§ **Exercise details**: From the first line to the last, reproduce the records exactly.

§ **Entries supplied**:
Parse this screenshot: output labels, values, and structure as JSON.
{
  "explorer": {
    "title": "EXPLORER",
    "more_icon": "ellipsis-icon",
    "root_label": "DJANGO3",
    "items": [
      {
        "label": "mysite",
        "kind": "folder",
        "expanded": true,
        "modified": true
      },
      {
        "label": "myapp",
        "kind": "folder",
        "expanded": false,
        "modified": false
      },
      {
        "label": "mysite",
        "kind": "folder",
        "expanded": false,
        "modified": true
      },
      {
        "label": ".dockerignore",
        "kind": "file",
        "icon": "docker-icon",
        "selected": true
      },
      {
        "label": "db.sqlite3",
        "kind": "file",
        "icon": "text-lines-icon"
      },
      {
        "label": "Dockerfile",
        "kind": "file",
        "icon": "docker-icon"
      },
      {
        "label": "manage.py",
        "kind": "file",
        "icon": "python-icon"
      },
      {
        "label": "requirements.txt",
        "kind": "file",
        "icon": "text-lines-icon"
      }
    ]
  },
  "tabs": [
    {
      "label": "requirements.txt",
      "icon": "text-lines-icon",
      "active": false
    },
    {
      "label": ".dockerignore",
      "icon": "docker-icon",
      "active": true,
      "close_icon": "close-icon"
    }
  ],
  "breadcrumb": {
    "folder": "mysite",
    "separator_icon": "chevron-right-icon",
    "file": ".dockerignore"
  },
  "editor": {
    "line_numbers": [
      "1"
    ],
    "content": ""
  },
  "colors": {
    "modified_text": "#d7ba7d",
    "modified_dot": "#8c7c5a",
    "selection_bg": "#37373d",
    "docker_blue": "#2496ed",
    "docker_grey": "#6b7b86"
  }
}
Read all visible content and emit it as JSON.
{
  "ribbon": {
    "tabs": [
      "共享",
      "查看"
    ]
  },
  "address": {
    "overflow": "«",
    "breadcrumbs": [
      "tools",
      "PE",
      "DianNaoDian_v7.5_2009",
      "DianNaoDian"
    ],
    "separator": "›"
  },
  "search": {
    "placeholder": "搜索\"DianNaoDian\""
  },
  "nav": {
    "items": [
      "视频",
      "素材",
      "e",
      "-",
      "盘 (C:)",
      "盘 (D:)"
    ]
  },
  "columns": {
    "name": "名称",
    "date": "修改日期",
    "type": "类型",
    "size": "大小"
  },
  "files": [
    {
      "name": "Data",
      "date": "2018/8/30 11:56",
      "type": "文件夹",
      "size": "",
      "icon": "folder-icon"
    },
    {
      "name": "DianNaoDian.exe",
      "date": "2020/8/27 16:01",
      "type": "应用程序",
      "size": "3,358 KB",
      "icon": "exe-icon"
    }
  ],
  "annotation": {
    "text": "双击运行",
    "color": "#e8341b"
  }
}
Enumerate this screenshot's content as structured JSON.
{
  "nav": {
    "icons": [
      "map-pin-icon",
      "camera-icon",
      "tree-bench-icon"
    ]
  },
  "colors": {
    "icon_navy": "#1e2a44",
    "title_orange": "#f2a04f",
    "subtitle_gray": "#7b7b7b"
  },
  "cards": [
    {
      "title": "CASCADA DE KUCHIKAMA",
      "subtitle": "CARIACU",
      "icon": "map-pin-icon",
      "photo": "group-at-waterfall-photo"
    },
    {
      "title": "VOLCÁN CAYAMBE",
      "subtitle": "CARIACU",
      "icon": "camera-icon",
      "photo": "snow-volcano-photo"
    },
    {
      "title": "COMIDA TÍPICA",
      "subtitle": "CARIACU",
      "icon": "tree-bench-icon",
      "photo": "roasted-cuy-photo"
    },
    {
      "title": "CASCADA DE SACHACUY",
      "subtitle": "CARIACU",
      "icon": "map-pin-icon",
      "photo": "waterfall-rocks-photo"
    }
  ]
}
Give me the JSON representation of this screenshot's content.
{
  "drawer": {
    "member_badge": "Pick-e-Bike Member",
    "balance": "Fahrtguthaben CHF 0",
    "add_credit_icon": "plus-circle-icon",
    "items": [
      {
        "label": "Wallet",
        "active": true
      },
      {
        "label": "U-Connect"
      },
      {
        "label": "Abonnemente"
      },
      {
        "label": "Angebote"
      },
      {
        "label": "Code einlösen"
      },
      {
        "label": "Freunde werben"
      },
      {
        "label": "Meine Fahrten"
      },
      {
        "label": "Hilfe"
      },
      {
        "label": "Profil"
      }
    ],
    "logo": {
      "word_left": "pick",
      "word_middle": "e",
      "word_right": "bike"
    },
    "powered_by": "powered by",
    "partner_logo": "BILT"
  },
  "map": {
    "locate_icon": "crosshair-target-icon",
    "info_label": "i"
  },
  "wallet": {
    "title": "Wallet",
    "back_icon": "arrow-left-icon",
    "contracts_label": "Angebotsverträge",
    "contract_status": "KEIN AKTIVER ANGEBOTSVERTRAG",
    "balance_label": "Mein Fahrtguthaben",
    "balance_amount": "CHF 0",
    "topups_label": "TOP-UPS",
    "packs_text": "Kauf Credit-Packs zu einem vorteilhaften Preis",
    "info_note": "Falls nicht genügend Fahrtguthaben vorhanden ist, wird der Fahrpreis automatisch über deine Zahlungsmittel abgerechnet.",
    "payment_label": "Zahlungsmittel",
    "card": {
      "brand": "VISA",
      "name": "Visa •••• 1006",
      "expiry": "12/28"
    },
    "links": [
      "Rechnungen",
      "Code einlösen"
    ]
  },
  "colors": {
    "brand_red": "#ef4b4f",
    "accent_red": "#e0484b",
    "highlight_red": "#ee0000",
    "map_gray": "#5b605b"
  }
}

§ **Answer to this problem**:
Parse this screenshot: output labels, values, and structure as JSON.
{
  "explorer": {
    "title": "EXPLORER",
    "more_icon": "ellipsis-icon",
    "root_label": "DJANGO3",
    "items": [
      {
        "label": "mysite",
        "kind": "folder",
        "expanded": true,
        "modified": true
      },
      {
        "label": "myapp",
        "kind": "folder",
        "expanded": false,
        "modified": false
      },
      {
        "label": "mysite",
        "kind": "folder",
        "expanded": false,
        "modified": true
      },
      {
        "label": ".dockerignore",
        "kind": "file",
        "icon": "docker-icon",
        "selected": true
      },
      {
        "label": "db.sqlite3",
        "kind": "file",
        "icon": "text-lines-icon"
      },
      {
        "label": "Dockerfile",
        "kind": "file",
        "icon": "docker-icon"
      },
      {
        "label": "manage.py",
        "kind": "file",
        "icon": "python-icon"
      },
      {
        "label": "requirements.txt",
        "kind": "file",
        "icon": "text-lines-icon"
      }
    ]
  },
  "tabs": [
    {
      "label": "requirements.txt",
      "icon": "text-lines-icon",
      "active": false
    },
    {
      "label": ".dockerignore",
      "icon": "docker-icon",
      "active": true,
      "close_icon": "close-icon"
    }
  ],
  "breadcrumb": {
    "folder": "mysite",
    "separator_icon": "chevron-right-icon",
    "file": ".dockerignore"
  },
  "editor": {
    "line_numbers": [
      "1"
    ],
    "content": ""
  },
  "colors": {
    "modified_text": "#d7ba7d",
    "modified_dot": "#8c7c5a",
    "selection_bg": "#37373d",
    "docker_blue": "#2496ed",
    "docker_grey": "#6b7b86"
  }
}
Read all visible content and emit it as JSON.
{
  "ribbon": {
    "tabs": [
      "共享",
      "查看"
    ]
  },
  "address": {
    "overflow": "«",
    "breadcrumbs": [
      "tools",
      "PE",
      "DianNaoDian_v7.5_2009",
      "DianNaoDian"
    ],
    "separator": "›"
  },
  "search": {
    "placeholder": "搜索\"DianNaoDian\""
  },
  "nav": {
    "items": [
      "视频",
      "素材",
      "e",
      "-",
      "盘 (C:)",
      "盘 (D:)"
    ]
  },
  "columns": {
    "name": "名称",
    "date": "修改日期",
    "type": "类型",
    "size": "大小"
  },
  "files": [
    {
      "name": "Data",
      "date": "2018/8/30 11:56",
      "type": "文件夹",
      "size": "",
      "icon": "folder-icon"
    },
    {
      "name": "DianNaoDian.exe",
      "date": "2020/8/27 16:01",
      "type": "应用程序",
      "size": "3,358 KB",
      "icon": "exe-icon"
    }
  ],
  "annotation": {
    "text": "双击运行",
    "color": "#e8341b"
  }
}
Enumerate this screenshot's content as structured JSON.
{
  "nav": {
    "icons": [
      "map-pin-icon",
      "camera-icon",
      "tree-bench-icon"
    ]
  },
  "colors": {
    "icon_navy": "#1e2a44",
    "title_orange": "#f2a04f",
    "subtitle_gray": "#7b7b7b"
  },
  "cards": [
    {
      "title": "CASCADA DE KUCHIKAMA",
      "subtitle": "CARIACU",
      "icon": "map-pin-icon",
      "photo": "group-at-waterfall-photo"
    },
    {
      "title": "VOLCÁN CAYAMBE",
      "subtitle": "CARIACU",
      "icon": "camera-icon",
      "photo": "snow-volcano-photo"
    },
    {
      "title": "COMIDA TÍPICA",
      "subtitle": "CARIACU",
      "icon": "tree-bench-icon",
      "photo": "roasted-cuy-photo"
    },
    {
      "title": "CASCADA DE SACHACUY",
      "subtitle": "CARIACU",
      "icon": "map-pin-icon",
      "photo": "waterfall-rocks-photo"
    }
  ]
}
Give me the JSON representation of this screenshot's content.
{
  "drawer": {
    "member_badge": "Pick-e-Bike Member",
    "balance": "Fahrtguthaben CHF 0",
    "add_credit_icon": "plus-circle-icon",
    "items": [
      {
        "label": "Wallet",
        "active": true
      },
      {
        "label": "U-Connect"
      },
      {
        "label": "Abonnemente"
      },
      {
        "label": "Angebote"
      },
      {
        "label": "Code einlösen"
      },
      {
        "label": "Freunde werben"
      },
      {
        "label": "Meine Fahrten"
      },
      {
        "label": "Hilfe"
      },
      {
        "label": "Profil"
      }
    ],
    "logo": {
      "word_left": "pick",
      "word_middle": "e",
      "word_right": "bike"
    },
    "powered_by": "powered by",
    "partner_logo": "BILT"
  },
  "map": {
    "locate_icon": "crosshair-target-icon",
    "info_label": "i"
  },
  "wallet": {
    "title": "Wallet",
    "back_icon": "arrow-left-icon",
    "contracts_label": "Angebotsverträge",
    "contract_status": "KEIN AKTIVER ANGEBOTSVERTRAG",
    "balance_label": "Mein Fahrtguthaben",
    "balance_amount": "CHF 0",
    "topups_label": "TOP-UPS",
    "packs_text": "Kauf Credit-Packs zu einem vorteilhaften Preis",
    "info_note": "Falls nicht genügend Fahrtguthaben vorhanden ist, wird der Fahrpreis automatisch über deine Zahlungsmittel abgerechnet.",
    "payment_label": "Zahlungsmittel",
    "card": {
      "brand": "VISA",
      "name": "Visa •••• 1006",
      "expiry": "12/28"
    },
    "links": [
      "Rechnungen",
      "Code einlösen"
    ]
  },
  "colors": {
    "brand_red": "#ef4b4f",
    "accent_red": "#e0484b",
    "highlight_red": "#ee0000",
    "map_gray": "#5b605b"
  }
}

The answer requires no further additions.